Next, the judge may work under New Jersey’s equitable distribution law. This law holds that each spouse is to get a fair share of the marital assets. To emphasize, separate assets are not included in this split. Further, this “fair” split does not necessarily mean an equal, 50/50 split.

Will my SSDI benefits be subject to division in my divorce proceedings?

Now having this understanding, you may still wonder whether your SSDI benefits will be considered a marital asset that is thereby to be fairly divided in your divorce. Well, the short answer is that these monthly payments are generally not viewed as marital assets. However, this may get more complicated if you have been depositing your checks into a joint bank account under both your and your former spouse’s names. This is why we recommend that, if you have not done so already, to deposit your checks in a separate bank account established exclusively to hold your government benefits.

In addition, the New Jersey family court may consider your monthly SSDI benefits payments as one of your sources of income. Therefore, this may affect how much spousal support and child support you may be ordered to in your divorce decree.

The bright side to all this, however, is that you may rest assured knowing that the amount of SSDI benefits payments you receive every month will not alter in the aftermath of your divorce. This is because these payment amounts are based on your work record rather than being need-based.

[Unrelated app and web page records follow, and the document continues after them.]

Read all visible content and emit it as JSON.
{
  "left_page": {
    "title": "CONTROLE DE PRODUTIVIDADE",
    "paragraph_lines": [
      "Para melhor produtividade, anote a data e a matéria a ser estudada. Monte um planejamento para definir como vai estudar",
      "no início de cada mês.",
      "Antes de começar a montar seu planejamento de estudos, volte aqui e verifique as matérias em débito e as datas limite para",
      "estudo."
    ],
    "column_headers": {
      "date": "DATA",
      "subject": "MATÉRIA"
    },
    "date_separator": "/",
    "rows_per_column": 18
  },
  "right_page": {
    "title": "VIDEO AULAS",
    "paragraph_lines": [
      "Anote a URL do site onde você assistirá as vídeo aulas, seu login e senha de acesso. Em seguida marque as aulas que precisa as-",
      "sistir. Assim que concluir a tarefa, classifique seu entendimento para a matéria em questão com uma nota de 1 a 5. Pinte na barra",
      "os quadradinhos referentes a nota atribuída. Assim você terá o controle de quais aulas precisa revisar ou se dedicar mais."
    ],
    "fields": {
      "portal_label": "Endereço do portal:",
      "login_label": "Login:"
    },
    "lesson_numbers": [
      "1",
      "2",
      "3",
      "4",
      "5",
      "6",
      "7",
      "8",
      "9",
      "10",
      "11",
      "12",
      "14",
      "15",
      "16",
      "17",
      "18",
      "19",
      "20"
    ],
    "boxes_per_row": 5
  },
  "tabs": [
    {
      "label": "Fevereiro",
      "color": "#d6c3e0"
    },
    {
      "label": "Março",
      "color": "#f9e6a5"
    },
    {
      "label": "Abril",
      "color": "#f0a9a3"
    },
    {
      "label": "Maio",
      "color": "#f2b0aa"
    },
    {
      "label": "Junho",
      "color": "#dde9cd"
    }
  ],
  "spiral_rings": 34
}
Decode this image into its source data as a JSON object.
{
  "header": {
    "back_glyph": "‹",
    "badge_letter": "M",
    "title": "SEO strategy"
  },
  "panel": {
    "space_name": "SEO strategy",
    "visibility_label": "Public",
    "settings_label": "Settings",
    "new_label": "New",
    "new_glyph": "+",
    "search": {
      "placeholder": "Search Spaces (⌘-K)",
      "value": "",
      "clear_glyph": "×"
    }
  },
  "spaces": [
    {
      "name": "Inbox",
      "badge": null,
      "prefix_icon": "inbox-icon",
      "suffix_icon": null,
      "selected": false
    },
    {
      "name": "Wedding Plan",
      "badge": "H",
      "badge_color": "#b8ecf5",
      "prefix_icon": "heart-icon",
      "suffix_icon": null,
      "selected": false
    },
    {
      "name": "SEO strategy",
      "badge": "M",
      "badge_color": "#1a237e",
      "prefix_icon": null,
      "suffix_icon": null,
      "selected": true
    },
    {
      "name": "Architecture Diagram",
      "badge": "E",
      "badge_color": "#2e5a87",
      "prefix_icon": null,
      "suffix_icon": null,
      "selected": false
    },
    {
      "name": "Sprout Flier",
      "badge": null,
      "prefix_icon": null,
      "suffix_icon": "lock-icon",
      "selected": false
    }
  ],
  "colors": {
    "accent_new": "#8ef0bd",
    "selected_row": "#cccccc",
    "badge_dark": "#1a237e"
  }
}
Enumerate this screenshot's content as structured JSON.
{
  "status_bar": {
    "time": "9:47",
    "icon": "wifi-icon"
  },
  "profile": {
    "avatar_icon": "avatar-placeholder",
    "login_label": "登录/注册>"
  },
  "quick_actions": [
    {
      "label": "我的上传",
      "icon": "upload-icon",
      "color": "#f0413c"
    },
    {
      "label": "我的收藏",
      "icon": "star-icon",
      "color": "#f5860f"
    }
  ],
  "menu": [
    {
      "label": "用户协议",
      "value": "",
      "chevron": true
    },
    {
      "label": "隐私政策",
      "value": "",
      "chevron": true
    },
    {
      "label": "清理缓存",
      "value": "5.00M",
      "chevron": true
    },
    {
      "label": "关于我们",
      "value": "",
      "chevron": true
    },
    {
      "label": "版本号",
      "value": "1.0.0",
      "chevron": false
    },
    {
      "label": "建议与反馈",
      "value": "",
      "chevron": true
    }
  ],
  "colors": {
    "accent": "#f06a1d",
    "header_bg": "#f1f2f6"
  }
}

All in all, you may be intimidated by the proceedings that lie ahead of you. But the best way to relieve some of this worry is to have a skilled New Jersey SSDI benefits lawyer stand by your side throughout. Contact The Law Offices of Sheryl Gandel Mazur at your earliest possible convenience.